Filter the entries for the word "expiration". Copy each line that has it.

(Beginning of SOURCE RECORDS)

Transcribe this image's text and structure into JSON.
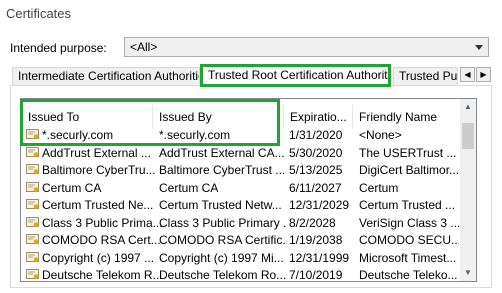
{
  "window": {
    "title": "Certificates"
  },
  "purpose": {
    "label": "Intended purpose:",
    "value": "<All>"
  },
  "tabs": [
    {
      "label": "Intermediate Certification Authorities"
    },
    {
      "label": "Trusted Root Certification Authorities"
    },
    {
      "label": "Trusted Publ"
    }
  ],
  "columns": [
    "Issued To",
    "Issued By",
    "Expiratio...",
    "Friendly Name"
  ],
  "rows": [
    {
      "issued_to": "*.securly.com",
      "issued_by": "*.securly.com",
      "expiration": "1/31/2020",
      "friendly": "<None>"
    },
    {
      "issued_to": "AddTrust External ...",
      "issued_by": "AddTrust External CA...",
      "expiration": "5/30/2020",
      "friendly": "The USERTrust ..."
    },
    {
      "issued_to": "Baltimore CyberTru...",
      "issued_by": "Baltimore CyberTrust ...",
      "expiration": "5/13/2025",
      "friendly": "DigiCert Baltimor..."
    },
    {
      "issued_to": "Certum CA",
      "issued_by": "Certum CA",
      "expiration": "6/11/2027",
      "friendly": "Certum"
    },
    {
      "issued_to": "Certum Trusted Ne...",
      "issued_by": "Certum Trusted Netw...",
      "expiration": "12/31/2029",
      "friendly": "Certum Trusted ..."
    },
    {
      "issued_to": "Class 3 Public Prima...",
      "issued_by": "Class 3 Public Primary ...",
      "expiration": "8/2/2028",
      "friendly": "VeriSign Class 3 ..."
    },
    {
      "issued_to": "COMODO RSA Cert...",
      "issued_by": "COMODO RSA Certific...",
      "expiration": "1/19/2038",
      "friendly": "COMODO SECU..."
    },
    {
      "issued_to": "Copyright (c) 1997 ...",
      "issued_by": "Copyright (c) 1997 Mi...",
      "expiration": "12/31/1999",
      "friendly": "Microsoft Timest..."
    },
    {
      "issued_to": "Deutsche Telekom R...",
      "issued_by": "Deutsche Telekom Ro...",
      "expiration": "7/10/2019",
      "friendly": "Deutsche Teleko..."
    }
  ],
  "colors": {
    "highlight": "#21a336",
    "cert_ribbon": "#e6a817"
  },
  "icons": {
    "row": "certificate-icon",
    "scroll_up": "chevron-up-icon",
    "scroll_down": "chevron-down-icon"
  }
}
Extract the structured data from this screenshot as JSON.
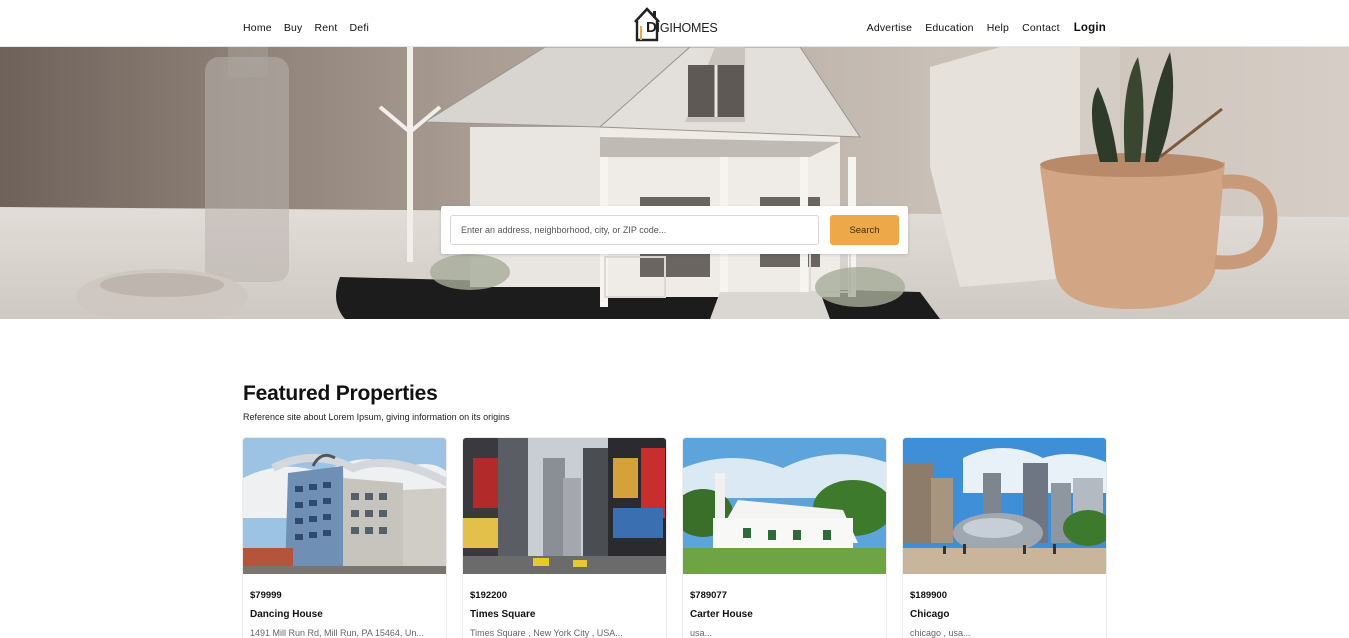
{
  "nav": {
    "left": [
      "Home",
      "Buy",
      "Rent",
      "Defi"
    ],
    "right": [
      "Advertise",
      "Education",
      "Help",
      "Contact"
    ],
    "login": "Login",
    "logo_first": "D",
    "logo_rest": "IGIHOMES"
  },
  "search": {
    "placeholder": "Enter an address, neighborhood, city, or ZIP code...",
    "button": "Search"
  },
  "featured": {
    "title": "Featured Properties",
    "subtitle": "Reference site about Lorem Ipsum, giving information on its origins",
    "cards": [
      {
        "price": "$79999",
        "name": "Dancing House",
        "address": "1491 Mill Run Rd, Mill Run, PA 15464, Un..."
      },
      {
        "price": "$192200",
        "name": "Times Square",
        "address": "Times Square , New York City , USA..."
      },
      {
        "price": "$789077",
        "name": "Carter House",
        "address": "usa..."
      },
      {
        "price": "$189900",
        "name": "Chicago",
        "address": "chicago , usa..."
      }
    ]
  },
  "colors": {
    "accent": "#eda84a",
    "text": "#111111",
    "muted": "#666666"
  }
}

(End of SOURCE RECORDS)

__RESPONSE FOR THIS EXERCISE__.
      "expiration": "1/31/2020",
      "expiration": "5/30/2020",
      "expiration": "5/13/2025",
      "expiration": "6/11/2027",
      "expiration": "12/31/2029",
      "expiration": "8/2/2028",
      "expiration": "1/19/2038",
      "expiration": "12/31/1999",
      "expiration": "7/10/2019",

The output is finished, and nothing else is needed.